waist. If it is a fitted lining extending below the waistline and not attached to another edge, it may be finished according to the instructions for finishing the neck and armhole edges of silk or cotton linings on the preceding page. Or the edge may be simply bound with seam-binding.
THE OUTSIDE WAIST should be put together according to the Deltor or Illustrated Instructions with the pattern.
If any alterations were made in the lining the same alterations should be made in the outside waist. Try the waist on to be sure that it fits properly.
FINISHING THE OUTSIDE WAIST. The finish depends on the material and the design of the pattern. The seams are finished differently for silk, wool and cotton. (Chapter 17.)
The underarm seams of a kimono waist made of a non-transparent material should be clipped to prevent their drawing at the curve. They are then finely overcast or bound with seam-binding. If the material is transparent, cut away the seam to one-quarter of an inch width and overcast it finely, or have the seam machine hemstitched. (Chapter 25.)
Piecing in a kimono sleeve where the material is transparent should be machine hem-stitched. (Chapter 25.) In any other material it may be piped. (Chapter 26.) In silks or satins the piecing seam may be machine hemstitched or fagoted. (Chapter 25.)
THE COLLAR. Removable and attached collars for the open neck and the high collar are given in Chapter 23, page 110.
FINISHING A COLLARLESS NECK. In sheer materials the edge of a collarless neck may be picoted (Chapter 25, page 1 19) or bound with a bias binding (Chapter 26, page 131).
In silk, satin, heavier cotton materials and linen the neck edge may be bound.
In wool materials the neck edge may be bound with a lighter weight material like satin, or with braid.
In any material which is not sheer the neck edge may be picoted.
A soft finish is much used on silk and wool materials and on velvet. For this soft finish turn under the seam allowance on the neck edge and cover it with seam-binding sewed on flat like a facing. No sewing should show on the outside. In silk and wool materials if there are seams or closing edges or embroidery or trimming of any sort, the inner edge of the seam binding may be tacked to the seam, closing edge, etc. In any other case it should be left free and simply lie flat against the edge. Press the neck edge and since there is no strain on it the seam-binding will he flat against the neck and stay in place. In velvet the inner edge of the seam-binding may be blind-stitched, for this can easily be done in invisibly on this material. In heavier cotton and linen materials use seam-binding as a facing. The inner edge must be hemmed invisibly or stitched in place on wash materials.

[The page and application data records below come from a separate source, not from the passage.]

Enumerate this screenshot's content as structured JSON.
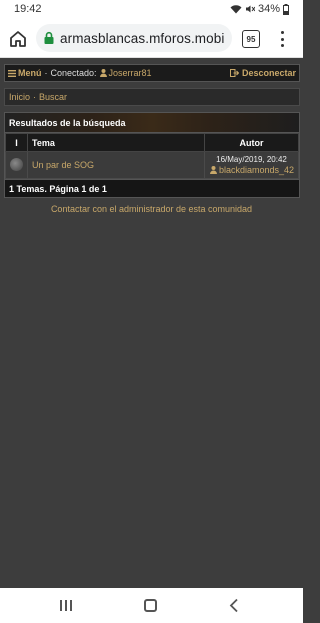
{
  "status_bar": {
    "time": "19:42",
    "battery": "34%"
  },
  "browser": {
    "url": "armasblancas.mforos.mobi",
    "tab_count": "95"
  },
  "topbar": {
    "menu_label": "Menú",
    "separator": "·",
    "connected_label": "Conectado:",
    "username": "Joserrar81",
    "disconnect_label": "Desconectar"
  },
  "breadcrumb": {
    "home": "Inicio",
    "separator": "·",
    "current": "Buscar"
  },
  "results": {
    "title": "Resultados de la búsqueda",
    "columns": {
      "icon": "I",
      "topic": "Tema",
      "author": "Autor"
    },
    "rows": [
      {
        "topic": "Un par de SOG",
        "date": "16/May/2019, 20:42",
        "author": "blackdiamonds_42"
      }
    ],
    "footer": "1 Temas. Página 1 de 1"
  },
  "contact_link": "Contactar con el administrador de esta comunidad",
  "colors": {
    "accent": "#c8a86a",
    "background": "#3d3d3d",
    "panel": "#1b1b1b"
  },
  "icons": {
    "menu": "hamburger-icon",
    "user": "user-icon",
    "disconnect": "sign-out-icon",
    "lock": "lock-icon",
    "home": "home-icon"
  }
}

THE SLEEVES are considered by some people as the most difficult part of a costume. Great caution is necessary to keep them exactly alike, from the time the sleeves are cut until they are finished and sewed in the armhole. If not correctly cut and basted, one sleeve may be larger than the other. If they are not stitched in the armhole exactly alike, one may twist while the other hangs without a wrinkle. The finish of the bottom of a dress sleeve is handled in Chapter 23, page 111.
In sewing in a set-in sleeve hold the sleeve toward you when basting it or sewing it by hand, for it is easier to control the ease or fulness in this position.
THE ARMHOLE. Do not bind the armhole. After the sleeve has been sewed in, overcast the armhole seam unless the material is transparent and is to be machine hemstitched. In sheer material which is not hemstitched the armhole seam should be cut to about one-quarter of an inch width before overcasting it.
THE FINISH OF THE WAISTLINE OF THE OUTSIDE WAIST is a matter of style. Follow the information given with the pattern. The waist may be made separately or joined to the skirt. In both cases instructions for finishing it are given with the pattern.